The HP Slate 7 obviously has a 7-inch display, but with a resolution of 600×1024, it falls short in being crisp especially when put under contrast light with the Nexus 7. However, it adds an extra tech to the IPS technology this model has: a Fringe Field Switching (FFS) technology that does not only improve clarity in wide viewing angles, but also dramatically improves brightness at 373cd/m2—way higher than that of the Nexus 7 and MemoPad, but slightly lower than the iPad mini. Outside the display, another minor hardware difference would be the Beats-enhanced stereo speakers.

Running Android 4.1.1 with no update promises so far, the HP Slate 7 is equipped with a handsome set of specs ready for games without pulling the 5-hour battery life backwards. Included in the list are: a dual-core 1.6GHz Cortex-A9 processor, 1GB of RAM, a sad 8GB of internal ROM (upgradeable to extra 32GB), a single-band Wi-Fi, Bluetooth 2.1, a 3.15MP main camera (and a VGA for the front one), and the said battery life which falls from the 7-hour expected value. Adding to this, I would like to surprise you by letting you know HP has gone way too far to compromising this Android slate by eliminating the gyroscope and GPS—two essential features almost every Android lovers would surely expect to wear.

The HP Slate 7 is a very good attempt for the company to join the $169, 7-inch category for Android tablets, but they must have overlooked some essentials to the point of eliminating them completely. It is a handy device that should do well with basic tasks, but the drops in frame rates in games and videos would surely turn you off a bit and look for a better one with a price slightly higher but still affordable. The HP Slate 7, then, is not a tablet that you should really wait for, and I expect this tablet would just sit on the average deck until it fades in time.

HP Slate 7 Android Tablet Computer Price in the Philippines: Approximately Php 7,500.00

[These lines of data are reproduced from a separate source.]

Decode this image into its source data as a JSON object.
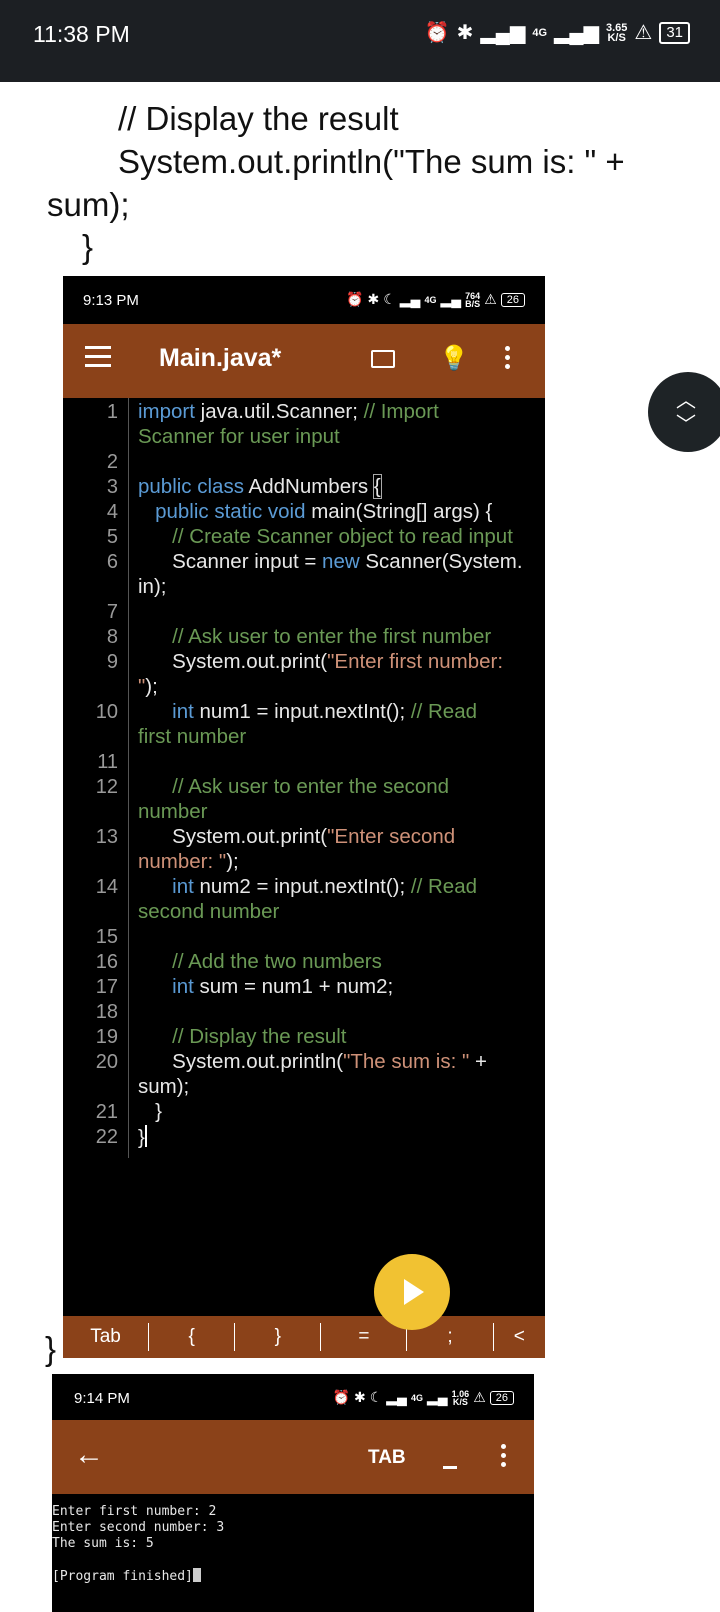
{
  "outer_status": {
    "time": "11:38 PM",
    "net_type": "4G",
    "speed_value": "3.65",
    "speed_unit": "K/S",
    "battery": "31"
  },
  "document_lines": [
    "// Display the result",
    "System.out.println(\"The sum is: \" +",
    "sum);",
    "}"
  ],
  "closing_brace": "}",
  "editor_screen": {
    "status": {
      "time": "9:13 PM",
      "net_type": "4G",
      "speed_value": "764",
      "speed_unit": "B/S",
      "battery": "26"
    },
    "file_title": "Main.java*",
    "line_numbers": [
      "1",
      "2",
      "3",
      "4",
      "5",
      "6",
      "7",
      "8",
      "9",
      "10",
      "11",
      "12",
      "13",
      "14",
      "15",
      "16",
      "17",
      "18",
      "19",
      "20",
      "21",
      "22"
    ],
    "code": {
      "l1a": "import",
      "l1b": " java.util.Scanner; ",
      "l1c": "// Import",
      "l1d": "Scanner for user input",
      "l3a": "public class",
      "l3b": " AddNumbers ",
      "l3c": "{",
      "l4a": "   public static void",
      "l4b": " main(String[] args) {",
      "l5": "      // Create Scanner object to read input",
      "l6a": "      Scanner input = ",
      "l6b": "new",
      "l6c": " Scanner(System.",
      "l6d": "in);",
      "l8": "      // Ask user to enter the first number",
      "l9a": "      System.out.print(",
      "l9b": "\"Enter first number:",
      "l9c": "\"",
      "l9d": ");",
      "l10a": "      int",
      "l10b": " num1 = input.nextInt(); ",
      "l10c": "// Read",
      "l10d": "first number",
      "l12a": "      // Ask user to enter the second",
      "l12b": "number",
      "l13a": "      System.out.print(",
      "l13b": "\"Enter second",
      "l13c": "number: \"",
      "l13d": ");",
      "l14a": "      int",
      "l14b": " num2 = input.nextInt(); ",
      "l14c": "// Read",
      "l14d": "second number",
      "l16": "      // Add the two numbers",
      "l17a": "      int",
      "l17b": " sum = num1 + num2;",
      "l19": "      // Display the result",
      "l20a": "      System.out.println(",
      "l20b": "\"The sum is: \"",
      "l20c": " +",
      "l20d": "sum);",
      "l21": "   }",
      "l22": "}"
    },
    "extra_keys": [
      "Tab",
      "{",
      "}",
      "=",
      ";",
      "<"
    ]
  },
  "terminal_screen": {
    "status": {
      "time": "9:14 PM",
      "net_type": "4G",
      "speed_value": "1.06",
      "speed_unit": "K/S",
      "battery": "26"
    },
    "tab_label": "TAB",
    "output_lines": [
      "Enter first number: 2",
      "Enter second number: 3",
      "The sum is: 5",
      "",
      "[Program finished]"
    ]
  },
  "icons": {
    "alarm": "alarm-icon",
    "bluetooth": "bluetooth-icon",
    "moon": "moon-icon",
    "signal": "signal-icon",
    "menu": "menu-icon",
    "folder": "folder-icon",
    "bulb": "lightbulb-icon",
    "more": "more-vert-icon",
    "back": "back-arrow-icon",
    "run": "play-icon"
  },
  "colors": {
    "app_bar": "#8b4219",
    "run_button": "#f1c232",
    "keyword": "#5b9bd5",
    "comment": "#6a9955",
    "string": "#ce9178"
  }
}
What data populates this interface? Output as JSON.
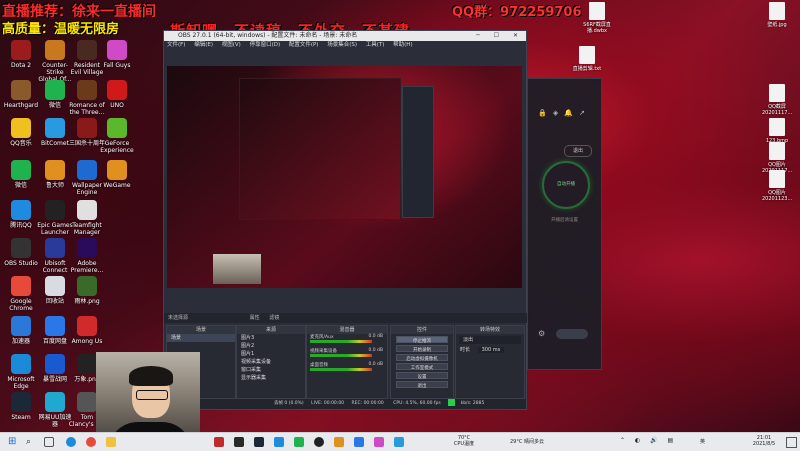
{
  "overlay": {
    "title_left": "直播推荐：徐来一直播间",
    "sub_left": "高质量：温暖无限房",
    "center_banner": "斯卸嘿，不读稿，不外交，不基建",
    "qq_group": "QQ群：972259706"
  },
  "desktop_icons": [
    {
      "label": "Dota 2",
      "color": "#9a1c1c"
    },
    {
      "label": "Hearthgard",
      "color": "#8a5a2a"
    },
    {
      "label": "QQ音乐",
      "color": "#f0c020"
    },
    {
      "label": "微信",
      "color": "#1fb34f"
    },
    {
      "label": "腾讯QQ",
      "color": "#1e8be0"
    },
    {
      "label": "OBS Studio",
      "color": "#333"
    },
    {
      "label": "Google Chrome",
      "color": "#e84a3a"
    },
    {
      "label": "加速器",
      "color": "#2a78d8"
    },
    {
      "label": "Microsoft Edge",
      "color": "#1b8ad8"
    },
    {
      "label": "Steam",
      "color": "#1b2838"
    },
    {
      "label": "Counter-Strike Global Of...",
      "color": "#c8781e"
    },
    {
      "label": "微信",
      "color": "#1fb34f"
    },
    {
      "label": "BitComet",
      "color": "#2a9ae0"
    },
    {
      "label": "鲁大师",
      "color": "#e0901e"
    },
    {
      "label": "Epic Games Launcher",
      "color": "#222"
    },
    {
      "label": "Ubisoft Connect",
      "color": "#2a3a9a"
    },
    {
      "label": "回收站",
      "color": "#d8dce0"
    },
    {
      "label": "百度网盘",
      "color": "#2a78e8"
    },
    {
      "label": "暴雪战网",
      "color": "#1a5ad0"
    },
    {
      "label": "网易UU加速器",
      "color": "#20a8d0"
    },
    {
      "label": "Resident Evil Village",
      "color": "#4a2a20"
    },
    {
      "label": "Romance of the Three...",
      "color": "#6a3a1a"
    },
    {
      "label": "三国杀十周年",
      "color": "#8a1a1a"
    },
    {
      "label": "Wallpaper Engine",
      "color": "#1e6ad0"
    },
    {
      "label": "Teamfight Manager",
      "color": "#e0e0e0"
    },
    {
      "label": "Adobe Premiere...",
      "color": "#2a0a5a"
    },
    {
      "label": "雨林.png",
      "color": "#3a6a2a"
    },
    {
      "label": "Among Us",
      "color": "#d02a2a"
    },
    {
      "label": "万象.png",
      "color": "#222"
    },
    {
      "label": "Tom Clancy's R...",
      "color": "#555"
    },
    {
      "label": "Fall Guys",
      "color": "#d04ac8"
    },
    {
      "label": "UNO",
      "color": "#d01a1a"
    },
    {
      "label": "GeForce Experience",
      "color": "#5ab82a"
    },
    {
      "label": "WeGame",
      "color": "#e0901e"
    }
  ],
  "right_desktop_icons": [
    {
      "label": "S6RF截屏直播.dwbx"
    },
    {
      "label": "直播剪辑.txt"
    },
    {
      "label": "QQ截屏20201117..."
    },
    {
      "label": "123.bmp"
    },
    {
      "label": "QQ图片20201117..."
    },
    {
      "label": "QQ图片20201123..."
    },
    {
      "label": "壁纸.jpg"
    }
  ],
  "obs": {
    "window_title": "OBS 27.0.1 (64-bit, windows) - 配置文件: 未命名 - 场景: 未命名",
    "menu": [
      "文件(F)",
      "编辑(E)",
      "视图(V)",
      "停靠窗口(D)",
      "配置文件(P)",
      "场景集合(S)",
      "工具(T)",
      "帮助(H)"
    ],
    "scene_bar_label": "未选择源",
    "scene_bar_props": "属性",
    "scene_bar_filters": "滤镜",
    "docks": {
      "scenes_title": "场景",
      "scenes": [
        "场景"
      ],
      "sources_title": "来源",
      "sources": [
        "图片3",
        "图片2",
        "图片1",
        "视频采集设备",
        "窗口采集",
        "显示器采集"
      ],
      "mixer_title": "混音器",
      "mixer": [
        {
          "name": "麦克风/Aux",
          "db": "0.0 dB"
        },
        {
          "name": "视频采集设备",
          "db": "0.0 dB"
        },
        {
          "name": "桌面音频",
          "db": "0.0 dB"
        }
      ],
      "transitions_title": "转场特效",
      "transition_type": "淡出",
      "duration_label": "时长",
      "duration_value": "300 ms",
      "controls_title": "控件",
      "controls": [
        "停止推流",
        "开始录制",
        "启动虚拟摄像机",
        "工作室模式",
        "设置",
        "退出"
      ]
    },
    "status": {
      "dropped": "丢帧 0 (0.0%)",
      "live_label": "LIVE:",
      "live_time": "00:00:00",
      "rec_label": "REC:",
      "rec_time": "00:00:00",
      "cpu": "CPU: 4.5%, 60.00 fps",
      "kbps": "kb/s: 2885"
    }
  },
  "rpanel": {
    "button_label": "退出",
    "ring_label": "自动开播",
    "hint": "开播后请设置"
  },
  "taskbar": {
    "weather_temp": "70°C",
    "weather_label": "CPU温度",
    "weather2": "29°C 晴间多云",
    "time": "21:01",
    "date": "2021/8/5",
    "lang": "英"
  }
}
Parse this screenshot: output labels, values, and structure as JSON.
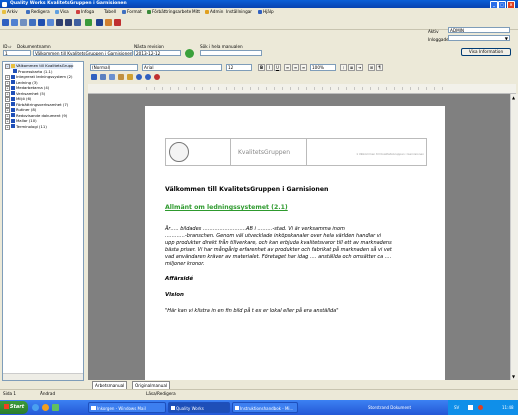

You may also like: HP ElitePad 900 Windows 8 Tablet Computer

Speak Your Mind


This site uses Akismet to reduce spam. Learn how your comment data is processed.